Try it>
Go through the material and return every line that contains the string "screenshot".

Top of Given records

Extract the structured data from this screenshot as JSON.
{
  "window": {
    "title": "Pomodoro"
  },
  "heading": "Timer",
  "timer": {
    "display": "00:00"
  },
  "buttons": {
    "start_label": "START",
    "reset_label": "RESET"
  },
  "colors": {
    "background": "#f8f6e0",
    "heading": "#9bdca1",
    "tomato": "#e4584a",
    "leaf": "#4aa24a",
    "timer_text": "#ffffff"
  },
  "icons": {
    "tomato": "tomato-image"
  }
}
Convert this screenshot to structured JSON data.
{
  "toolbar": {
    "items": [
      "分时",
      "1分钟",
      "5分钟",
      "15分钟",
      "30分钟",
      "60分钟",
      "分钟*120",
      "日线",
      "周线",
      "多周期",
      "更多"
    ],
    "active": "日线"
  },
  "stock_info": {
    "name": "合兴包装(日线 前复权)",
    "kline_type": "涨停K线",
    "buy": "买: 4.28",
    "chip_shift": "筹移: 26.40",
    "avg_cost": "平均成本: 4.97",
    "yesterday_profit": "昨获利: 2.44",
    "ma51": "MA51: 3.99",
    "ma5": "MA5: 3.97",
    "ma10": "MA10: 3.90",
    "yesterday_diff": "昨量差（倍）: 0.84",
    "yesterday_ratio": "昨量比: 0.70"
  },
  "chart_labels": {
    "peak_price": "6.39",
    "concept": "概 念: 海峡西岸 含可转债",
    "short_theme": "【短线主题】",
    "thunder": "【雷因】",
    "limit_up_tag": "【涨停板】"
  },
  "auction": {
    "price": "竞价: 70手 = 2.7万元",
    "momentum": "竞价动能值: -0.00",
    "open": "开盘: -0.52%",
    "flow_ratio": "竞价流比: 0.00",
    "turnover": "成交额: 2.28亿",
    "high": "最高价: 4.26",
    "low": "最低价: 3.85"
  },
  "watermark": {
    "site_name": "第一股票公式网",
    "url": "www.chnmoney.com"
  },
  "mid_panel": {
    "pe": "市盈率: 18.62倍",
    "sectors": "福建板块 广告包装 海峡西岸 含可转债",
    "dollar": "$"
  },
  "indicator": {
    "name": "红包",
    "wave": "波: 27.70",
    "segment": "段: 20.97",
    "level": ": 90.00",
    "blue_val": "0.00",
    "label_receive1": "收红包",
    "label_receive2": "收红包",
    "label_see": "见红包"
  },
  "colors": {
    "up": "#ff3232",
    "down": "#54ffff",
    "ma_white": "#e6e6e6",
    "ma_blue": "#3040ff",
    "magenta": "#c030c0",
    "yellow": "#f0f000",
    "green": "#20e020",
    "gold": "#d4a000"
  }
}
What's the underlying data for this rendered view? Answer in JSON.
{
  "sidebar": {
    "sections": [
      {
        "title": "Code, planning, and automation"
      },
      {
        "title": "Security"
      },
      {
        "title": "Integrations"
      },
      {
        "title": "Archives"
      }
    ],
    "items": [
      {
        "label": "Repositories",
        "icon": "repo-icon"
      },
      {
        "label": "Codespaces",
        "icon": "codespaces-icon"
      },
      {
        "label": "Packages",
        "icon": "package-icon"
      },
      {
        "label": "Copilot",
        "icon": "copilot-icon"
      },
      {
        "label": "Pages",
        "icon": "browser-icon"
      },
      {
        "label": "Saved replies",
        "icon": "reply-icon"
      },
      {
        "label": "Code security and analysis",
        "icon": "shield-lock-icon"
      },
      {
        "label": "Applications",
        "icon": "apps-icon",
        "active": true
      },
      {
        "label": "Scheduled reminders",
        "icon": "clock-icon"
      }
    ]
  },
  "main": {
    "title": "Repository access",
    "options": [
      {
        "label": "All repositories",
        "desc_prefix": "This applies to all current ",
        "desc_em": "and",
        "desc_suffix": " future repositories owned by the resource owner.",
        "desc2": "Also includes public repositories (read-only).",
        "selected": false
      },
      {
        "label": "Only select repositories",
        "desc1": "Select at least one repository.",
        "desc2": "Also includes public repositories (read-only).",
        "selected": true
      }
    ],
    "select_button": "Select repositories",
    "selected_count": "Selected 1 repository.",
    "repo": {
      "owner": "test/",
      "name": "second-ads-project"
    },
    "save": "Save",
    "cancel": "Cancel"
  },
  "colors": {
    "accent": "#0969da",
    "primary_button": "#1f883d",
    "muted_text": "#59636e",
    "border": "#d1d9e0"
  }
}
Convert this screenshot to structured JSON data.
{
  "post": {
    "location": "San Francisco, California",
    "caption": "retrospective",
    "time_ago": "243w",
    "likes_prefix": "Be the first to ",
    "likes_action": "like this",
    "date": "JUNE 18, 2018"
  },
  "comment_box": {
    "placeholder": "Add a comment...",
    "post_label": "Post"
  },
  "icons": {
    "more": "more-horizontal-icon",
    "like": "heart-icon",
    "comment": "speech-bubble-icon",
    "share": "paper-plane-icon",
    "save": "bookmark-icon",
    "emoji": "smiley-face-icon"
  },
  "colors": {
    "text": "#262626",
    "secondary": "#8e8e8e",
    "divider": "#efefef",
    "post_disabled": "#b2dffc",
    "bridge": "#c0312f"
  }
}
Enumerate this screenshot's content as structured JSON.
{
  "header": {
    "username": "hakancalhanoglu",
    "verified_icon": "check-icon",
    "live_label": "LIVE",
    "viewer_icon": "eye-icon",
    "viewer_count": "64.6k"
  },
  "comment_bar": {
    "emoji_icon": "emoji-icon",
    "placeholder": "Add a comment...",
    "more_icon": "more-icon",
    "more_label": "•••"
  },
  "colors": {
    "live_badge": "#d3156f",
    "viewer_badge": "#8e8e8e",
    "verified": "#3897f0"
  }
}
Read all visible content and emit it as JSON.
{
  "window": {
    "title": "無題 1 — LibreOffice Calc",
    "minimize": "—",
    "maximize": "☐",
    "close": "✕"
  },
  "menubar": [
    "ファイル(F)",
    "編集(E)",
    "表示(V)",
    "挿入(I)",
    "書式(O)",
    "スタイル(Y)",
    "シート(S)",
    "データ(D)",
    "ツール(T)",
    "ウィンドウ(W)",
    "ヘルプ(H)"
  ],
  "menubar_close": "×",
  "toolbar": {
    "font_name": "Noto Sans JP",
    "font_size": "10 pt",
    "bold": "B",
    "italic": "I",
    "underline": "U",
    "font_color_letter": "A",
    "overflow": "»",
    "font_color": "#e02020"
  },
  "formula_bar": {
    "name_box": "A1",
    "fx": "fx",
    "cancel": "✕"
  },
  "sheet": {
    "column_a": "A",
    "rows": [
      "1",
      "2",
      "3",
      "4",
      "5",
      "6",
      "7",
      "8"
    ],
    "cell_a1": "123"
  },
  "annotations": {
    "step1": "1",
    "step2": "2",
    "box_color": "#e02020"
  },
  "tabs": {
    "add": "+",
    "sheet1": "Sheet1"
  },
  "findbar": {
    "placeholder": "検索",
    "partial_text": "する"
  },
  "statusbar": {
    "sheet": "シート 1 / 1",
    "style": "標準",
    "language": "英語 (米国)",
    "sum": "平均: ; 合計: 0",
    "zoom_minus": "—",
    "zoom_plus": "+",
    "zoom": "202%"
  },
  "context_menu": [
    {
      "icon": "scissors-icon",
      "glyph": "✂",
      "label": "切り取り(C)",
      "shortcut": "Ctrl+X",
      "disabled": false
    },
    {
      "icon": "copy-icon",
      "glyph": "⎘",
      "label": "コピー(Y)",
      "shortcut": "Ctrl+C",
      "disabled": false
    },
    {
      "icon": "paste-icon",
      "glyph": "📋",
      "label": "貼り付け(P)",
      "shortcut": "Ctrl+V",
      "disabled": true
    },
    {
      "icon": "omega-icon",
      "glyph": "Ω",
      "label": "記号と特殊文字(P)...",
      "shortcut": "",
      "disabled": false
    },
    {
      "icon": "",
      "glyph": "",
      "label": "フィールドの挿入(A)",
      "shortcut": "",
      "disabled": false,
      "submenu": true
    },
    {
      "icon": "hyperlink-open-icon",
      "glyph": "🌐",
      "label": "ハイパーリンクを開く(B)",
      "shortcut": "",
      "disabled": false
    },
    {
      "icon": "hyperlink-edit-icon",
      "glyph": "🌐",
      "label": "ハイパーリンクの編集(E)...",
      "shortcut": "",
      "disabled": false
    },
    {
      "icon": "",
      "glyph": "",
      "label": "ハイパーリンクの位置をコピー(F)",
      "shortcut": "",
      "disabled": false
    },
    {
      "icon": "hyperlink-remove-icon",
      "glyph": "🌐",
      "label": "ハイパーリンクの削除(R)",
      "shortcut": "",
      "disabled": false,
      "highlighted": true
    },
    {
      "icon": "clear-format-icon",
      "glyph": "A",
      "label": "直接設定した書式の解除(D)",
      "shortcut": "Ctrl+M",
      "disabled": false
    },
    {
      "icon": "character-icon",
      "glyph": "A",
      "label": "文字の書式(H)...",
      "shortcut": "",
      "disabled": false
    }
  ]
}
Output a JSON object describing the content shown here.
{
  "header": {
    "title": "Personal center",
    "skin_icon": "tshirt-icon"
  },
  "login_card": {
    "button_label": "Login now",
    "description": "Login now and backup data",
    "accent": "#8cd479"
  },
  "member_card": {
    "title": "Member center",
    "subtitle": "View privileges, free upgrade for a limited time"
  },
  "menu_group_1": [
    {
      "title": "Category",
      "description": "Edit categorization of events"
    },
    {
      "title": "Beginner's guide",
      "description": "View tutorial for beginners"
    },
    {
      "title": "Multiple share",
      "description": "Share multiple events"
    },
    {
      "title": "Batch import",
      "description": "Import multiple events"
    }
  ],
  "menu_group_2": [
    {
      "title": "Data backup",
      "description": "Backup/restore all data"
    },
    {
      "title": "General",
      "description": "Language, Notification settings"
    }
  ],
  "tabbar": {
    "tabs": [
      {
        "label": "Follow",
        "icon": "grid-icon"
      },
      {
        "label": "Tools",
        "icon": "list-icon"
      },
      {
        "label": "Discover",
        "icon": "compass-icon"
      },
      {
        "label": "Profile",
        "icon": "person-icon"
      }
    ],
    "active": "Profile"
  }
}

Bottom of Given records

Response area>
Extract the structured data from this screenshot as JSON.
Convert this screenshot to structured JSON data.
Convert this screenshot to structured JSON data.
Enumerate this screenshot's content as structured JSON.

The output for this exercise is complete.